Sixteenth-century editions of Mirror for Magistrates and The Palace of Pleasure are exceptionally scarce. Editor Joseph Haslewood, a founder of the Roxburghe Club, strove to bring neglected Renaissance texts to the attention of nineteenth-century readers and collectors; these lavishly produced sets, issued in editions of copies, were part.
Confusingly the new edition was named The first parte of the Mirour for Magistrates as it dealt with much earlier lives which were placed before the poems of the previous editions.
Whilst the poetic style is markedly similar to the other poems, Higgins is seen as a much inferior poet and he greatly changed the focus of the work.
Other articles where A Mirror for Magistrates is discussed: English literature: Development of the English language: The period’s major project was A Mirror for Magistrates (; enlarged editions, ), a collection of verse laments, by several hands, purporting to be spoken by participants in the Wars of the Roses and preaching the Tudor doctrine of obedience.
Issue 2 () - Memory. The Spectral Historiopoetics of the Mirror for Magistrates Donald Jellerson  The Mirror for Magistrates was first published insoon after Queen Elizabeth I ascended the throne. A group of poets under the direction of William Baldwin wrote the volume as historical ‘poesy’ that would instruct the current English nobility by conjuring the spectres of past.
Perhaps no other work of secular poetry was as widely read in Tudor England as the historical verse tragedy collection A Mirror for Magistrates.
For over sixty years (–), this compendium of tragic monologues presented in the voices of fallen political figures from England’s past remained almost constantly in print, offering both exemplary warnings to English rulers and inspiring models for literary.
King Edward the Fourth CONTENTS Tragedies Added in the Edition of P a g es Preface to the Second Part of the Edition Anthony Woodville, Lord Rivers and Scales Lord Hastings Sackvilles Induction /5(2).
This is the first essay collection on A Mirror for Magistrates, the most popular work of English literature in the age of Shakespeare.The Seconde Parte of the Mirrour for Magistrates(the gathering of poems and prose links first appended to the original selection ofMirrorpoems in ) is a curious collection of writings.
While presented as a unified volume compiled seven days after the tragedies of the first edition were composed, its contents are actually extremely disparate.Edition Notes Added t.-p.; each part has special t.p.
within ornamental border. copies printed.

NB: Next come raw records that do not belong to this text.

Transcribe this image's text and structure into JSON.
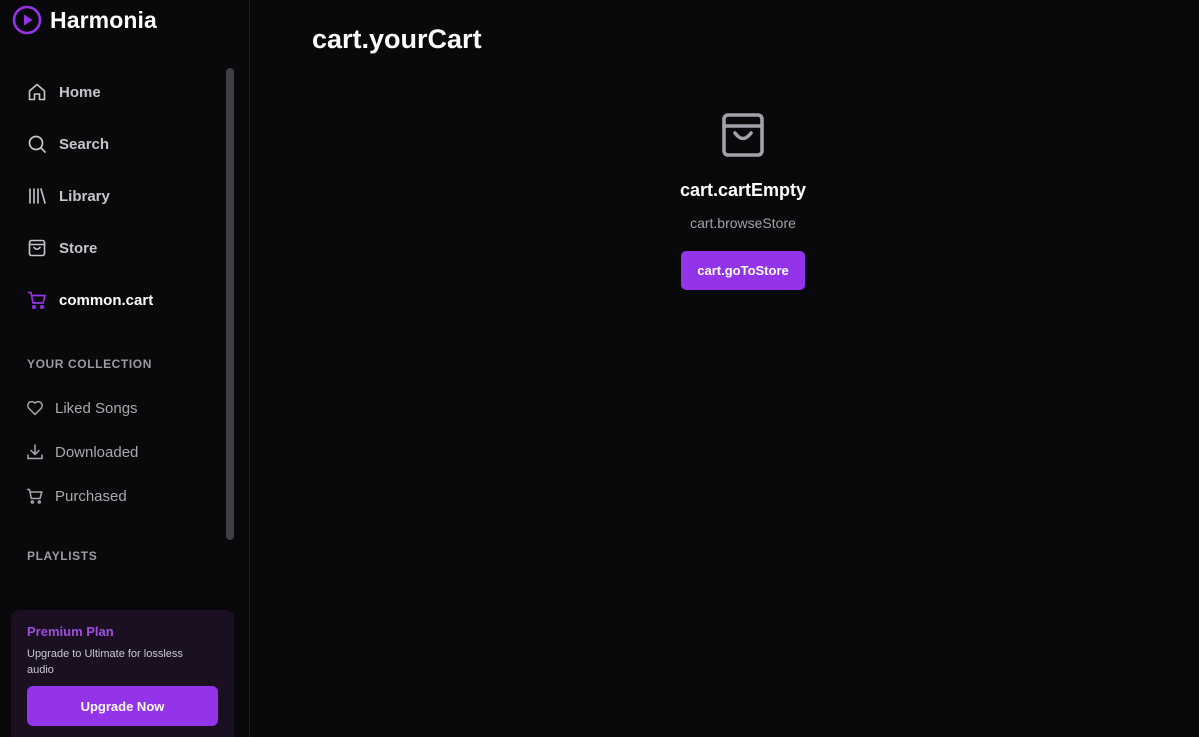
{
  "brand": {
    "name": "Harmonia",
    "logo_icon": "play-circle-icon",
    "accent": "#9333ea"
  },
  "nav": {
    "items": [
      {
        "label": "Home",
        "icon": "home-icon",
        "active": false
      },
      {
        "label": "Search",
        "icon": "search-icon",
        "active": false
      },
      {
        "label": "Library",
        "icon": "library-icon",
        "active": false
      },
      {
        "label": "Store",
        "icon": "shopping-bag-icon",
        "active": false
      },
      {
        "label": "common.cart",
        "icon": "cart-icon",
        "active": true
      }
    ]
  },
  "collection": {
    "title": "YOUR COLLECTION",
    "items": [
      {
        "label": "Liked Songs",
        "icon": "heart-icon"
      },
      {
        "label": "Downloaded",
        "icon": "download-icon"
      },
      {
        "label": "Purchased",
        "icon": "cart-icon"
      }
    ]
  },
  "playlists": {
    "title": "PLAYLISTS"
  },
  "premium": {
    "title": "Premium Plan",
    "description": "Upgrade to Ultimate for lossless audio",
    "button_label": "Upgrade Now"
  },
  "main": {
    "title": "cart.yourCart",
    "empty": {
      "icon": "shopping-bag-icon",
      "title": "cart.cartEmpty",
      "subtitle": "cart.browseStore",
      "button_label": "cart.goToStore"
    }
  }
}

A collection of legends in verse, originally published in as a continuation of Lydgate's "Fall of princes", by William Baldwin and others; subsequent parts were added by John Higgins and Thomas Blenerhasset and in Richard Niccols added "A winter nights vision", containing ten.